Noticeably absent from Tier Two? Willson Contreras, who is in Tier Three with guys like Brandon Nimmo, Clayton Kershaw, Josh Bell, Adam Wainwright, and Jose Abreu, among others. The question remains: will Contreras and his agent find the open market strong enough right away to confidently reject the Qualifying Offer from the Cubs, and then sign a big deal out there despite being attached to draft pick compensation?

Tiers Four (46) and Five (42) are where the sheer number of free agents explode, but you do still see a ton of interesting options for a team like the Cubs, who are going to be in the market for sure-fire impact, yes, but also complementary/upside/reclamation types.

Stray names that jumped out at me in a “oh yeah, that guy is going to be a free agent, too, hmmmm” kind of way: Carlos Carrasco, Sean Manaea, Ross Stripling, Noah Syndergaard, Taijuan Walker, Christian Vazquez, Kevin Kiermaier, David Peralta, Zack Britton.

I don’t know that Joey Gallo or Michael Conforto are the right move for the Cubs, but I do think their free agencies and attempted reclamations in 2023 will be interesting to follow.

Check out the full list of free agents and tiers over at ESPN, and start formulating those offseason wish lists. Like I said, I think it’s going to be completely reasonable to have an aggressive list. We’ve been very good boys and girls.



Author: Brett Taylor

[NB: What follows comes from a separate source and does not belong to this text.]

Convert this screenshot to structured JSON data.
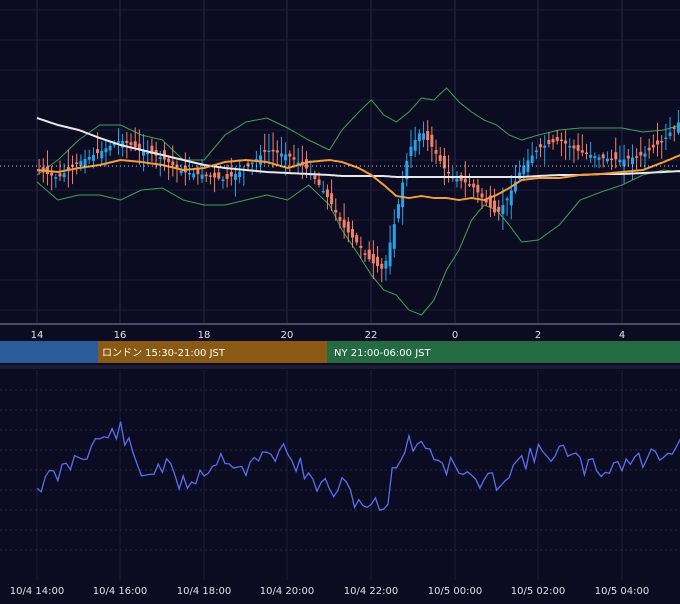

Brett Taylor is the Editor and Lead Cubs Writer at Bleacher Nation, and you can find him on Twitter at @BleacherNation and @Brett_A_Taylor.